• Manufacturer Microlab
• Requirements: Compatible sound card, audio outputs
We’ve reviewed a number of Microlab products in the past; the B58, FC50 and T1 and all have impressed us with a decent build and audio quality.
The FC360 are made up of five 14W RMS satellite speakers and a 30W RMS subwoofer offering a total of 100W RMS. There’s also a 5.1 amplifier included here, which everything connects to and which provides the power on/ off and manual volume controls. Finally, there’s a handy remote that we’re happy to say comes with batteries.
This Microlab set Isn’t the best-looking we’ve ever seen. The satellites are all of the tall, vertical type that cheaper speaker systems tend to opt for, with the center speaker horizontally placed.
Flowever, although they may look a little dated, they certainly make up for that in terms of build quality. The satellites are more than capable of being moved around without fear of them falling apart, and in particular, the sub is certainly tough enough to deal with the occasional kick while positioned under a desk.
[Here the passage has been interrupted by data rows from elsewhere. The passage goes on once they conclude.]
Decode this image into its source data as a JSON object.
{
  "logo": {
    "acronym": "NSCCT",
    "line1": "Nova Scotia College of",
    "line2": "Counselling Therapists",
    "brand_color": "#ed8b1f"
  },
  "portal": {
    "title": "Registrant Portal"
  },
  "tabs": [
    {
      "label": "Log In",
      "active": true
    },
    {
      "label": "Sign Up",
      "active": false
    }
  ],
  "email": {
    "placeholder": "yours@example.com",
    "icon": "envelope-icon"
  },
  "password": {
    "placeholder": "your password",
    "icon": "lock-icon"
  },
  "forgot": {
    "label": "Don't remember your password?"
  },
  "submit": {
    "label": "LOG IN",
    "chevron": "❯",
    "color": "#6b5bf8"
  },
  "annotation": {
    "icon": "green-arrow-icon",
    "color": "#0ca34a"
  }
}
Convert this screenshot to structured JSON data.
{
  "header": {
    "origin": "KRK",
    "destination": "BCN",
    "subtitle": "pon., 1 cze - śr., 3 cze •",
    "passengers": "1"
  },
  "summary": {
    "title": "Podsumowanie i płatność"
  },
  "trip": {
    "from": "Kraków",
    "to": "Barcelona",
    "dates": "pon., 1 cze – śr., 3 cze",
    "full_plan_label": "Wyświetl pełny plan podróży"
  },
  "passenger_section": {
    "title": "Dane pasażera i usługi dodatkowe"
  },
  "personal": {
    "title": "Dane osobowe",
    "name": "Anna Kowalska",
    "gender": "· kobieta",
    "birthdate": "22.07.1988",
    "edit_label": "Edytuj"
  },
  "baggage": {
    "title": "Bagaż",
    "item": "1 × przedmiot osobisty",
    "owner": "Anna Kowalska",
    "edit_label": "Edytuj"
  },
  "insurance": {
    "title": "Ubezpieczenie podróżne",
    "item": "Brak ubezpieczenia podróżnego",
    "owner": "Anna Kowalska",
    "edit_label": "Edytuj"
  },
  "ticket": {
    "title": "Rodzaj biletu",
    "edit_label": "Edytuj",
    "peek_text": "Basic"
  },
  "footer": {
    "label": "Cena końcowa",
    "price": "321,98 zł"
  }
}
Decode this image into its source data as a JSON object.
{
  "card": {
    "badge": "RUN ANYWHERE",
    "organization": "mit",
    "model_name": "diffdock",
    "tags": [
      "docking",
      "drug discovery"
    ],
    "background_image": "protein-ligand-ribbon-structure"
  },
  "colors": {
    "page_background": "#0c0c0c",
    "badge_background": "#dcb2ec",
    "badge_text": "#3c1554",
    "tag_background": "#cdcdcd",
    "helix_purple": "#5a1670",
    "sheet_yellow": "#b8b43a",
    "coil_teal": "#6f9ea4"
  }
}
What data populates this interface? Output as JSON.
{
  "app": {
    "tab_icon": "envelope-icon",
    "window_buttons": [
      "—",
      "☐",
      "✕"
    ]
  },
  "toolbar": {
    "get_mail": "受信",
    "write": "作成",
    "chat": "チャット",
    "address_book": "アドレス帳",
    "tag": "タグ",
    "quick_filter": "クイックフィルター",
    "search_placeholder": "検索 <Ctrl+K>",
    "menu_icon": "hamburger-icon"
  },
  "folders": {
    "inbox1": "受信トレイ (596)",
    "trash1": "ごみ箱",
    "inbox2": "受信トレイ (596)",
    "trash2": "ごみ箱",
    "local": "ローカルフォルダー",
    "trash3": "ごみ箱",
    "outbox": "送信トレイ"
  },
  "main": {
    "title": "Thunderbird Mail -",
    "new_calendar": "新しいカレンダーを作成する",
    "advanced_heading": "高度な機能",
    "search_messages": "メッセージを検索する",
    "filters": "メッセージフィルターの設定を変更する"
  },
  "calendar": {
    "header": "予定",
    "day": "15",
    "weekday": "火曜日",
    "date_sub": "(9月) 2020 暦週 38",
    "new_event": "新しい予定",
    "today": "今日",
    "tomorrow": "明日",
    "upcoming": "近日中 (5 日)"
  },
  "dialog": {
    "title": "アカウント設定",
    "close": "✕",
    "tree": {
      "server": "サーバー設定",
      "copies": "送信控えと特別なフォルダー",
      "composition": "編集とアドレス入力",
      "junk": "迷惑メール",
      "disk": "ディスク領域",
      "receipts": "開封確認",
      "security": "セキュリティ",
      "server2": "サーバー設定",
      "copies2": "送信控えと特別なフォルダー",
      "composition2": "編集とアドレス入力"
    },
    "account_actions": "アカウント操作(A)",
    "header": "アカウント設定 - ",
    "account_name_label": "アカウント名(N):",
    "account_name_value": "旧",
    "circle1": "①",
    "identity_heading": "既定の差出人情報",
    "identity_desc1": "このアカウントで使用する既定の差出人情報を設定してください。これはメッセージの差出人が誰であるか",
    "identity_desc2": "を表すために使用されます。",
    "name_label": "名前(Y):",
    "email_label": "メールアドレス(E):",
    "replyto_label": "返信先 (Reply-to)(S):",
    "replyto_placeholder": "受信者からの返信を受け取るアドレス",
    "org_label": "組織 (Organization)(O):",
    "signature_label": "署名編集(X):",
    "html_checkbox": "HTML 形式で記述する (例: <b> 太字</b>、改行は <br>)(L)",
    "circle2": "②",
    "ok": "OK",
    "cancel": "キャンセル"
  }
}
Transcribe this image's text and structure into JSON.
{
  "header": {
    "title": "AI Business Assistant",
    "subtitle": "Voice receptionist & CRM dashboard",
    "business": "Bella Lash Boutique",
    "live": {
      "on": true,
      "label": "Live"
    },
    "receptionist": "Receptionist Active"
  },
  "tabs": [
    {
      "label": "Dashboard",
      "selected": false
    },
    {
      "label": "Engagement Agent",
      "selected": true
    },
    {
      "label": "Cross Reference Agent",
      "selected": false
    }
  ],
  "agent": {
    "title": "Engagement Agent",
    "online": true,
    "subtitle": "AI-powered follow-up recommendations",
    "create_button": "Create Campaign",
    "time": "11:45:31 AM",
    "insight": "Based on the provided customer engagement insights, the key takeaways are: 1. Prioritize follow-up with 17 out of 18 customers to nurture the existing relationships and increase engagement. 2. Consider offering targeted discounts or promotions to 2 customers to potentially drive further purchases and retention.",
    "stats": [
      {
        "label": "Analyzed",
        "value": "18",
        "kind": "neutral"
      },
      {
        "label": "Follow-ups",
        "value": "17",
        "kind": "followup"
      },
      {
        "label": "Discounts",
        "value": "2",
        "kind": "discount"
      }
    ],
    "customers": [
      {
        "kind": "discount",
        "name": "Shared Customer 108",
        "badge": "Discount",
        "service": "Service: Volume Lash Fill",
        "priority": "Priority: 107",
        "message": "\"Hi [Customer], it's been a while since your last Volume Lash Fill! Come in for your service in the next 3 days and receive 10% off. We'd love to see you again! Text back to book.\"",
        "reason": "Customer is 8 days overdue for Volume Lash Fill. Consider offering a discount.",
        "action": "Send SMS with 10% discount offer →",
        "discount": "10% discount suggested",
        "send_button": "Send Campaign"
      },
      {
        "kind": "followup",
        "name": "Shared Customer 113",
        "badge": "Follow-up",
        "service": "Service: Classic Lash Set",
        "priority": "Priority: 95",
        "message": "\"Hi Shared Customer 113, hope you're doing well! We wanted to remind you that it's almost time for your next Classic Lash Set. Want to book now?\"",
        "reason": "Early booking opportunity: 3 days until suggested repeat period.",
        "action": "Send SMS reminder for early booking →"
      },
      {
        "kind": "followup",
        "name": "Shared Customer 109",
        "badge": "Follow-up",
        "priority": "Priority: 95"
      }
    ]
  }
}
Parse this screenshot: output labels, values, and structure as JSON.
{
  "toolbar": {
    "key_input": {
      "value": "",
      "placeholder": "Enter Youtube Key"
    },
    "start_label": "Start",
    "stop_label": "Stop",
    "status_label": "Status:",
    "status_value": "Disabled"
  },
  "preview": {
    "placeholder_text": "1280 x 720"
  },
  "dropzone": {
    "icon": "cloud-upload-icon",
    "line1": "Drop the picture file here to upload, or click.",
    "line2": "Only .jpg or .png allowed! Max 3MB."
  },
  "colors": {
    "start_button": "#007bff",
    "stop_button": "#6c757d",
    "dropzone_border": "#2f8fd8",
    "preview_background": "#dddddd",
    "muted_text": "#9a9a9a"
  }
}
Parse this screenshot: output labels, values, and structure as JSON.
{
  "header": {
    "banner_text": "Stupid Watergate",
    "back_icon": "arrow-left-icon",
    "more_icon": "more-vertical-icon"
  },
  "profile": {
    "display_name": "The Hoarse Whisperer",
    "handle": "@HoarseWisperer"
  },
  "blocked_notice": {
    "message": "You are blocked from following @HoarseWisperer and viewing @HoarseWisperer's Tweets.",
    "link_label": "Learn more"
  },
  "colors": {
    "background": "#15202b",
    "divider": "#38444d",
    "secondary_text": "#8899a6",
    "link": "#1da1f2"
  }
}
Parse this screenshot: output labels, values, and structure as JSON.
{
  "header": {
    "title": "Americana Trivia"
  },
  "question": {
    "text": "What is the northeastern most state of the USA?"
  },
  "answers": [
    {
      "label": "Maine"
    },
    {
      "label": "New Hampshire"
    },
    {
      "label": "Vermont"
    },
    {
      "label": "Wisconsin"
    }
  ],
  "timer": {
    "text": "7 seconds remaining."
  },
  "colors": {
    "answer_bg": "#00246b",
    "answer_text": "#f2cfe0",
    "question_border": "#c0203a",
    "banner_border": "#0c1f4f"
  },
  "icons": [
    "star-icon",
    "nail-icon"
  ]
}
The amp is the exception here, and we imagine Microlab has put slightly more effort in the design of this than the speakers, as it’s more than likely going to be the thing that’s on show.
The amp is a rather splendid polished-black affair with a minimalist slim design, perched on four large rubber feet. All the necessary 3.5mm speaker connections are around the back in a well-spaced cluster, with further red and white 3.5mm inputs, as well as a six-channel color coded batch.
Sound quality was impressive in our tests. The bass, mid and higher range frequencies were clear and crisp and kept that level of clarity as the volume increased. The FID audio movies and games we tested this set with were mostly handled without any discernible drop in audio quality. Flowever, we did find that voices tended to feel a little distant at times and lacked any real depth.
It’s worth noting that when we moved the set closer, emulating a desktop setting as opposed to a home theatre setting, the voice depth did appear to improve. This we assumed was due to a lack of power from the front speakers, when placed further apart.
The remote, admittedly, isn’t brilliant. It only really seemed to work when we were a few feet away from the amp, which is certainly annoying especially considering that these are somewhat more expensive than the examples we’ve tested so far.
The front and sub cables were roughly one and a half meters in length, which is a little too short for our liking. But the rear cables were at least six meters plus in length, which was more than enough for larger living spaces.
The shorter front cables may be an indication that Microlab is aware of the lack of voice in the front speakers and has, therefore, shortened the cables to bring the sound closer to the user. Either way, the performance and quality is good enough for games, movies or music, but this set is also expensive.